Assigned task
Copy out all the lines of the data precisely, omitting any pictures.

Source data
-------------------------

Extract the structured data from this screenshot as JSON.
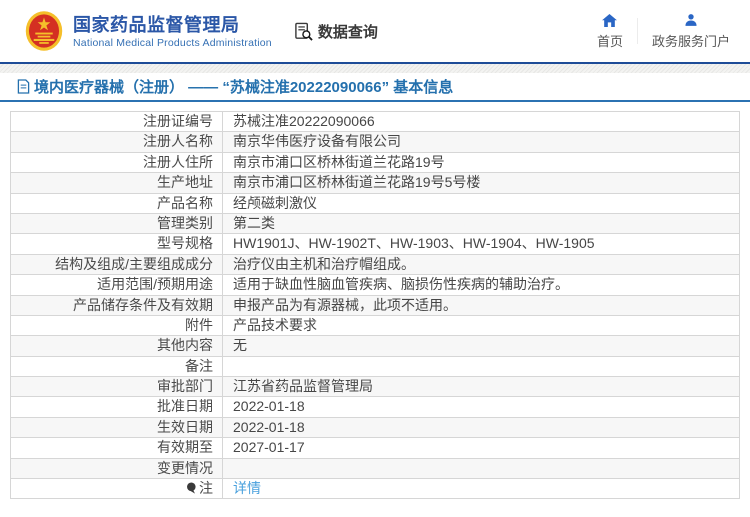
{
  "header": {
    "site_title": "国家药品监督管理局",
    "site_subtitle": "National Medical Products Administration",
    "logo_icon": "national-emblem-icon",
    "data_query": {
      "label": "数据查询",
      "icon": "document-search-icon"
    },
    "nav": [
      {
        "label": "首页",
        "icon": "home-icon"
      },
      {
        "label": "政务服务门户",
        "icon": "person-icon"
      }
    ]
  },
  "page_title": {
    "icon": "document-icon",
    "text": "境内医疗器械（注册） —— “苏械注准20222090066” 基本信息"
  },
  "colors": {
    "brand_blue": "#2b57a7",
    "accent_blue": "#2470ad",
    "nav_icon_blue": "#2a66c5",
    "link_blue": "#49a0dd",
    "header_rule_blue": "#1e4c97",
    "emblem_red": "#d42f22",
    "emblem_gold": "#f5bf2a",
    "row_alt_gray": "#f7f7f7"
  },
  "table": {
    "rows": [
      {
        "label": "注册证编号",
        "value": "苏械注准20222090066"
      },
      {
        "label": "注册人名称",
        "value": "南京华伟医疗设备有限公司"
      },
      {
        "label": "注册人住所",
        "value": "南京市浦口区桥林街道兰花路19号"
      },
      {
        "label": "生产地址",
        "value": "南京市浦口区桥林街道兰花路19号5号楼"
      },
      {
        "label": "产品名称",
        "value": "经颅磁刺激仪"
      },
      {
        "label": "管理类别",
        "value": "第二类"
      },
      {
        "label": "型号规格",
        "value": "HW1901J、HW-1902T、HW-1903、HW-1904、HW-1905"
      },
      {
        "label": "结构及组成/主要组成成分",
        "value": "治疗仪由主机和治疗帽组成。"
      },
      {
        "label": "适用范围/预期用途",
        "value": "适用于缺血性脑血管疾病、脑损伤性疾病的辅助治疗。"
      },
      {
        "label": "产品储存条件及有效期",
        "value": "申报产品为有源器械，此项不适用。"
      },
      {
        "label": "附件",
        "value": "产品技术要求"
      },
      {
        "label": "其他内容",
        "value": "无"
      },
      {
        "label": "备注",
        "value": ""
      },
      {
        "label": "审批部门",
        "value": "江苏省药品监督管理局"
      },
      {
        "label": "批准日期",
        "value": "2022-01-18"
      },
      {
        "label": "生效日期",
        "value": "2022-01-18"
      },
      {
        "label": "有效期至",
        "value": "2027-01-17"
      },
      {
        "label": "变更情况",
        "value": ""
      },
      {
        "label": "注",
        "value": "详情",
        "label_icon": "note-icon",
        "value_type": "link"
      }
    ]
  }
}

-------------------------

Response for this exercise
Extract the structured data from this screenshot as JSON.
{
  "header": {
    "site_title": "国家药品监督管理局",
    "site_subtitle": "National Medical Products Administration",
    "logo_icon": "national-emblem-icon",
    "data_query": {
      "label": "数据查询",
      "icon": "document-search-icon"
    },
    "nav": [
      {
        "label": "首页",
        "icon": "home-icon"
      },
      {
        "label": "政务服务门户",
        "icon": "person-icon"
      }
    ]
  },
  "page_title": {
    "icon": "document-icon",
    "text": "境内医疗器械（注册） —— “苏械注准20222090066” 基本信息"
  },
  "colors": {
    "brand_blue": "#2b57a7",
    "accent_blue": "#2470ad",
    "nav_icon_blue": "#2a66c5",
    "link_blue": "#49a0dd",
    "header_rule_blue": "#1e4c97",
    "emblem_red": "#d42f22",
    "emblem_gold": "#f5bf2a",
    "row_alt_gray": "#f7f7f7"
  },
  "table": {
    "rows": [
      {
        "label": "注册证编号",
        "value": "苏械注准20222090066"
      },
      {
        "label": "注册人名称",
        "value": "南京华伟医疗设备有限公司"
      },
      {
        "label": "注册人住所",
        "value": "南京市浦口区桥林街道兰花路19号"
      },
      {
        "label": "生产地址",
        "value": "南京市浦口区桥林街道兰花路19号5号楼"
      },
      {
        "label": "产品名称",
        "value": "经颅磁刺激仪"
      },
      {
        "label": "管理类别",
        "value": "第二类"
      },
      {
        "label": "型号规格",
        "value": "HW1901J、HW-1902T、HW-1903、HW-1904、HW-1905"
      },
      {
        "label": "结构及组成/主要组成成分",
        "value": "治疗仪由主机和治疗帽组成。"
      },
      {
        "label": "适用范围/预期用途",
        "value": "适用于缺血性脑血管疾病、脑损伤性疾病的辅助治疗。"
      },
      {
        "label": "产品储存条件及有效期",
        "value": "申报产品为有源器械，此项不适用。"
      },
      {
        "label": "附件",
        "value": "产品技术要求"
      },
      {
        "label": "其他内容",
        "value": "无"
      },
      {
        "label": "备注",
        "value": ""
      },
      {
        "label": "审批部门",
        "value": "江苏省药品监督管理局"
      },
      {
        "label": "批准日期",
        "value": "2022-01-18"
      },
      {
        "label": "生效日期",
        "value": "2022-01-18"
      },
      {
        "label": "有效期至",
        "value": "2027-01-17"
      },
      {
        "label": "变更情况",
        "value": ""
      },
      {
        "label": "注",
        "value": "详情",
        "label_icon": "note-icon",
        "value_type": "link"
      }
    ]
  }
}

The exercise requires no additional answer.